On September 11 2001 in the immediate aftermath of the attack on the World Trade Centre the United States closed its air space to prevent any further attacks. Just one small problem there were already plenty of planes in the air waiting to land. Thirty eight of those planes were diverted to a tiny little town called Gander in Newfoundland, Canada. 7000 people (almost as many who lived in the 9000 strong town) ended up staying in Gander for 5 days until US airspace re-opened. But the good people of Gander were more than up for the challenge.

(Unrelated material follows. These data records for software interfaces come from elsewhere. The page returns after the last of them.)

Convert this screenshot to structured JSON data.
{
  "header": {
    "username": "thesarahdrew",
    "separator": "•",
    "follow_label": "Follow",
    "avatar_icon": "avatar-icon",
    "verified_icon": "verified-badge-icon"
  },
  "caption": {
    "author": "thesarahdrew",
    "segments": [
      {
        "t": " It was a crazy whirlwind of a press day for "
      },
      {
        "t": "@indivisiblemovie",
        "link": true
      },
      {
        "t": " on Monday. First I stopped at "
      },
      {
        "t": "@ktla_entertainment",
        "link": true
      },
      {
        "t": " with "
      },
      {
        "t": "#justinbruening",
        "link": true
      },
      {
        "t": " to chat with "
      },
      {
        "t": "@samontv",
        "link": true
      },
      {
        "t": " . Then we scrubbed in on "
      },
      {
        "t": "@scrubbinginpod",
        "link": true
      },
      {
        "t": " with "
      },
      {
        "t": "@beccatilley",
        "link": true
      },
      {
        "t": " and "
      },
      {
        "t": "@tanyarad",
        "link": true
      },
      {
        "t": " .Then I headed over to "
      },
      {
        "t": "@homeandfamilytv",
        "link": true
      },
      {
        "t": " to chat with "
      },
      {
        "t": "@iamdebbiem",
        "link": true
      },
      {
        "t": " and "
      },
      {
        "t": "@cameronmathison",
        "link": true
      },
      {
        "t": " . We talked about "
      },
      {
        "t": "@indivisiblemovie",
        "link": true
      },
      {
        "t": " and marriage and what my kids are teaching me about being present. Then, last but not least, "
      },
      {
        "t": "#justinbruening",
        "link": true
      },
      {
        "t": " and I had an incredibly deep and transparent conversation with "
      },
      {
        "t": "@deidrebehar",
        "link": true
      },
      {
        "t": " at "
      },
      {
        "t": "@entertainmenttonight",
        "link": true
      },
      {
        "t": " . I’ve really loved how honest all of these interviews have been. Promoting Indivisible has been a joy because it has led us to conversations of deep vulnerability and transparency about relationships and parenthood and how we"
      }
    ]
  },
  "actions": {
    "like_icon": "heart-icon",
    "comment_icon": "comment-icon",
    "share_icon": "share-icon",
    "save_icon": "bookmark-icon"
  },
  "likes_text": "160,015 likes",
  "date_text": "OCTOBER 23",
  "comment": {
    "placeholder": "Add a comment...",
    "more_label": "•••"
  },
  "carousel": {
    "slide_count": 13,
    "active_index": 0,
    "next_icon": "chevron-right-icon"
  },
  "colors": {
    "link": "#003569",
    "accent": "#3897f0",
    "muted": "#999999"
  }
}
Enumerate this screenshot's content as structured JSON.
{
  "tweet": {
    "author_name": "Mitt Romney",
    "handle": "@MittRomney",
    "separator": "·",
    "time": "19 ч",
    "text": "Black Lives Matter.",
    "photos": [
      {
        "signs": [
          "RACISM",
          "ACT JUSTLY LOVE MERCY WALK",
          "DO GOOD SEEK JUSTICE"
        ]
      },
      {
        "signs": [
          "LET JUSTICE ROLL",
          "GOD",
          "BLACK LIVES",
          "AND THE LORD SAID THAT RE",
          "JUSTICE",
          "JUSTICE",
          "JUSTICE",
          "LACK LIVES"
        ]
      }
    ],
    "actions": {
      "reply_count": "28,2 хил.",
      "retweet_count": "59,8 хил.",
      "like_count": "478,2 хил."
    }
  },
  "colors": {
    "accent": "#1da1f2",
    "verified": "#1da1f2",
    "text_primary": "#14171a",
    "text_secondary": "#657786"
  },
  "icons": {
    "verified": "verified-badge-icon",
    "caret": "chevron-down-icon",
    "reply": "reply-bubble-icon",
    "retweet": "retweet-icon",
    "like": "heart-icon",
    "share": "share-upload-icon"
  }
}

Come from Far Away-a brand new musical import from Broadway from David Hein and Irene Sankoff (who together wrote the book, music and lyrics) tells the story of the people of Gander & those who were on the planes over those 5 fateful days. A cast of 12 plays everyone in Gander and various different passengers. While some characters are composites of their real life counterparts they’re all fascinating and so wonderfully realised -the Mayor who had to deal with an influx of scared, tired, hungry strangers into his town, the news anchor in her first week on the job handed the story of a lifetime, the gay couple too nervous to share their sexuality with the denizens of the small, religious town only to discover it’s the most gay friendly place ever, the Rabbi whose presence in the town prompts a resident to confess that his family left Germany before WWII and was warned never to reveal to anyone that he was Jewish, the world renowned Muslim chef who was constantly kicked out of the kitchen and the Texan divorcee and British businessman who met when their planes landed in Gander and who fell in love.
The set is extremely simple but clever use of minimal props by director Christopher Ashley means that the cast can evoke being in bars, coffee shops, planes & even a romantic mountain overlook without our imaginations being strained too hard. The music is stonkingly good fun -like Gander itself it’s a mix of styles and influences with songs Welcome to the Rock & the Finale/Screech Out especially sure to make you want to jump to your feet and stamp and clap along. The band is brilliant – it’s the only show I’ve seen where the band get their own curtain call and it is thoroughly well deserved.
The cast is brilliant -not a weak link among them. I especially liked Rachel Tucker (who has one hell of a set of pipes) who plays Captain Beverley Bass -one of the captains of the planes and the first female captain of an American Airlines plane. She also plays a citizen of Gander who is amusingly rather taken with a BA pilot. Also brilliant is Clive Carter as the Mayor of Gander, Cat Simmons who brings grace and soul to her role as a stranded passenger whose son, a firefighter, is missing and Jonathan Andrew Hume who plays multiple rather tricky roles including Kevin one half of the gay couple stranded in Gander. I was also deeply charmed by Nathanael Campbell who plays a New York native who is baffled by the generosity of the townsfolk of Gander. Initially worried about his wallet being stolen as he slept he soon realised that wasn’t a concern when he was asked to take everyone’s grills from their homes for a cookout. Not only did he not get shot as he feared but every place he went they offered him tea and offered to help him steal their own grills!
The generosity of the people of Gander was extraordinary. Shops let people take what they needed off the shelves. Residents invited people into their homes to stay and have showers. They cared for 7000 people for 5 days and wouldn’t take a penny for it. Come From Far Away tells their story and it’s a reminder that sometimes, just sometimes, people can be AMAZING.
We’re living through rough times. The world has gotten a little darker, a little nastier, a little more unkind than it used to be a few years ago. The news cycle is non stop misery & the realisation that so many people in this country voted to be more insular, to return to a darker more unenlightened time has been very hard to deal with. But Come From Far Away is a wonderful antidote to all that misery. It’s a glorious warm hug of a show. It will reinstate your faith in humanity if only for a couple of hours. So put your troubles to one side and race to the Phoenix Theatre and lose yourself in the kindness of the good people of Gander. You won’t regret a second if it.